  1. What was your initial reaction to the announcement of the transition to distance learning?

  2. Where did you complete the remainder of your semester (family home, own dorm/apartment, etc)?

    • Was this a change from your learning environment prior to the pandemic?

  3. Can you describe your academic experience in that environment?

  4. What were the positive aspects academically, if any, of distance learning?

  5. What challenges did you face academically, if any, while completing distance learning?

  6. Do you feel that the semester played out the way you anticipated it would when classes started in January (ie, grades, workload, effort put forward, etc)?

    • Second Year Students Only: Did the changes to your spring semester impact the schedule for your 2020 summer and fall semesters?

  7. Can you discuss how your clinical education experience was impacted due to COVID-19?

  8. As a person, how do you typically respond to, manage, and view stressful situations?

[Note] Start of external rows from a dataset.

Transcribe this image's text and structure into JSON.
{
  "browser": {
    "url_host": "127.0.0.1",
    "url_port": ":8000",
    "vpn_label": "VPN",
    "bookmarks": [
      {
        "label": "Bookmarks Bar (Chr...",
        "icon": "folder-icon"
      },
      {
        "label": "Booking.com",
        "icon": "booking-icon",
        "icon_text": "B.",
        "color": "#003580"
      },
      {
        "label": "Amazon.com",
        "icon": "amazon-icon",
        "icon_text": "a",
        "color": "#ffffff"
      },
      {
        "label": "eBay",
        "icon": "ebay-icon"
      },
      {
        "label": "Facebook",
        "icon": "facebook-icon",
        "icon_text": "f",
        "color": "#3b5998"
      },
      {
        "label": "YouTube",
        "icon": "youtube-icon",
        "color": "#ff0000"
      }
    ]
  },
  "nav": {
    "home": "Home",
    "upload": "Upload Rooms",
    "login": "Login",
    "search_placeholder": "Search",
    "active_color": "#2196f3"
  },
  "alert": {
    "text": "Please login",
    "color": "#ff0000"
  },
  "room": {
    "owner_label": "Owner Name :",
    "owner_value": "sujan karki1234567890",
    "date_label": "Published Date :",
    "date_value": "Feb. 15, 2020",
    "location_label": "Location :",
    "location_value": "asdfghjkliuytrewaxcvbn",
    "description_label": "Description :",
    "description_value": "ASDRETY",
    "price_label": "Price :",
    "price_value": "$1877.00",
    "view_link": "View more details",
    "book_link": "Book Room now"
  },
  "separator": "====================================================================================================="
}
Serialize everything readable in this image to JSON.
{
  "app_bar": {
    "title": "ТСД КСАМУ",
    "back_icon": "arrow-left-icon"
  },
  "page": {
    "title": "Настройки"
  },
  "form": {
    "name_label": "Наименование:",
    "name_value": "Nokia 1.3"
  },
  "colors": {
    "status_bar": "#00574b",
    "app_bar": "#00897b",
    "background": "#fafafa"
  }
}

  9. Did COVID-19 influence how you perceive stress, or manage stressful situations?

    • Probe: What stress management techniques, if any, did you utilize during the pandemic?

    • If applicable: Are these techniques that you normally utilize when enduring stress?

  10. Do you feel that the COVID-19 pandemic effected your mental health?

    • Probe: If yes, how so?

    • Probe: If no, why not?

  11. Do you feel that the COVID-19 pandemic effected your physical health?

    • Probe: If yes, how so?

    • Probe: If no, why not?

  12. What was your overall mindset as it relates to being a student during the COVID-19 pandemic?

  13. Is there anything else you want to share with me about your experiences as an athletic training student during the COVID-19 pandemic?